*Exercise instructions:* Retype every record exactly as it appears.

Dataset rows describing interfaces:
=====
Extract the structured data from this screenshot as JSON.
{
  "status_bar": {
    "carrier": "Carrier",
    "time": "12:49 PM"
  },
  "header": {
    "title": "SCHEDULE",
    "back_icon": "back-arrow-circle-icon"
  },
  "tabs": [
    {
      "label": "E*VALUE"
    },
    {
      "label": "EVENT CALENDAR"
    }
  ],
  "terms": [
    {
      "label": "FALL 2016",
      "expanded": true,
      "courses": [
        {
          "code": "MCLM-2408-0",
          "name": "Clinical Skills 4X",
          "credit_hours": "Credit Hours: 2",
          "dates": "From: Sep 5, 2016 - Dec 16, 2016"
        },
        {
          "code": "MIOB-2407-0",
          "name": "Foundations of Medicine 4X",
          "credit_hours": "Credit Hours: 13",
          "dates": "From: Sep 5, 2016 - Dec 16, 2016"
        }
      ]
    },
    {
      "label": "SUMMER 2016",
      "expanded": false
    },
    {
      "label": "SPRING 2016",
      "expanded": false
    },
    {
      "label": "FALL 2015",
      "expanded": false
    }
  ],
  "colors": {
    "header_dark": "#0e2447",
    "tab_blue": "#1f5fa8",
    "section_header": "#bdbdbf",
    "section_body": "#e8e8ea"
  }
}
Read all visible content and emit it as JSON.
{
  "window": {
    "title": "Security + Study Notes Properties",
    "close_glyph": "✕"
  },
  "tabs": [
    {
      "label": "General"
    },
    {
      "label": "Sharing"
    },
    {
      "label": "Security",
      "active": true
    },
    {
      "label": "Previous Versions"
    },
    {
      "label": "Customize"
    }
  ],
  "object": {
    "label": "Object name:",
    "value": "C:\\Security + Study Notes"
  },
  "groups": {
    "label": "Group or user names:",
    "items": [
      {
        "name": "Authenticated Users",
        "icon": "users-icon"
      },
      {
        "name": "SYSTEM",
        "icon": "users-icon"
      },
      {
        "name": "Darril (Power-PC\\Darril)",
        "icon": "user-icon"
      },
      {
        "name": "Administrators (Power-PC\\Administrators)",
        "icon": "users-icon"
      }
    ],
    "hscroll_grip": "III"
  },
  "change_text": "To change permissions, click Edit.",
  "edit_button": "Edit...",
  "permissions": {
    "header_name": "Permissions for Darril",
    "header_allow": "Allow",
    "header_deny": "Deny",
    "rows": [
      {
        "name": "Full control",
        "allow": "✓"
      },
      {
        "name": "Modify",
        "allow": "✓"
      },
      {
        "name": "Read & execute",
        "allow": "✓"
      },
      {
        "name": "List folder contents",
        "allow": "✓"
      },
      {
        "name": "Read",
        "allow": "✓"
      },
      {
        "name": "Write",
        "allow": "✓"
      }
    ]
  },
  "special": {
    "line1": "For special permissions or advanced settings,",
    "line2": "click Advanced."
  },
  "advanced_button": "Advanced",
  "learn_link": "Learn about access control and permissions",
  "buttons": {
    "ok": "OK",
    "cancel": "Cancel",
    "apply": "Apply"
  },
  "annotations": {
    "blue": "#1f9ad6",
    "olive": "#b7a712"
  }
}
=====
*Output for this exercise:*
Extract the structured data from this screenshot as JSON.
{
  "status_bar": {
    "carrier": "Carrier",
    "time": "12:49 PM"
  },
  "header": {
    "title": "SCHEDULE",
    "back_icon": "back-arrow-circle-icon"
  },
  "tabs": [
    {
      "label": "E*VALUE"
    },
    {
      "label": "EVENT CALENDAR"
    }
  ],
  "terms": [
    {
      "label": "FALL 2016",
      "expanded": true,
      "courses": [
        {
          "code": "MCLM-2408-0",
          "name": "Clinical Skills 4X",
          "credit_hours": "Credit Hours: 2",
          "dates": "From: Sep 5, 2016 - Dec 16, 2016"
        },
        {
          "code": "MIOB-2407-0",
          "name": "Foundations of Medicine 4X",
          "credit_hours": "Credit Hours: 13",
          "dates": "From: Sep 5, 2016 - Dec 16, 2016"
        }
      ]
    },
    {
      "label": "SUMMER 2016",
      "expanded": false
    },
    {
      "label": "SPRING 2016",
      "expanded": false
    },
    {
      "label": "FALL 2015",
      "expanded": false
    }
  ],
  "colors": {
    "header_dark": "#0e2447",
    "tab_blue": "#1f5fa8",
    "section_header": "#bdbdbf",
    "section_body": "#e8e8ea"
  }
}
Read all visible content and emit it as JSON.
{
  "window": {
    "title": "Security + Study Notes Properties",
    "close_glyph": "✕"
  },
  "tabs": [
    {
      "label": "General"
    },
    {
      "label": "Sharing"
    },
    {
      "label": "Security",
      "active": true
    },
    {
      "label": "Previous Versions"
    },
    {
      "label": "Customize"
    }
  ],
  "object": {
    "label": "Object name:",
    "value": "C:\\Security + Study Notes"
  },
  "groups": {
    "label": "Group or user names:",
    "items": [
      {
        "name": "Authenticated Users",
        "icon": "users-icon"
      },
      {
        "name": "SYSTEM",
        "icon": "users-icon"
      },
      {
        "name": "Darril (Power-PC\\Darril)",
        "icon": "user-icon"
      },
      {
        "name": "Administrators (Power-PC\\Administrators)",
        "icon": "users-icon"
      }
    ],
    "hscroll_grip": "III"
  },
  "change_text": "To change permissions, click Edit.",
  "edit_button": "Edit...",
  "permissions": {
    "header_name": "Permissions for Darril",
    "header_allow": "Allow",
    "header_deny": "Deny",
    "rows": [
      {
        "name": "Full control",
        "allow": "✓"
      },
      {
        "name": "Modify",
        "allow": "✓"
      },
      {
        "name": "Read & execute",
        "allow": "✓"
      },
      {
        "name": "List folder contents",
        "allow": "✓"
      },
      {
        "name": "Read",
        "allow": "✓"
      },
      {
        "name": "Write",
        "allow": "✓"
      }
    ]
  },
  "special": {
    "line1": "For special permissions or advanced settings,",
    "line2": "click Advanced."
  },
  "advanced_button": "Advanced",
  "learn_link": "Learn about access control and permissions",
  "buttons": {
    "ok": "OK",
    "cancel": "Cancel",
    "apply": "Apply"
  },
  "annotations": {
    "blue": "#1f9ad6",
    "olive": "#b7a712"
  }
}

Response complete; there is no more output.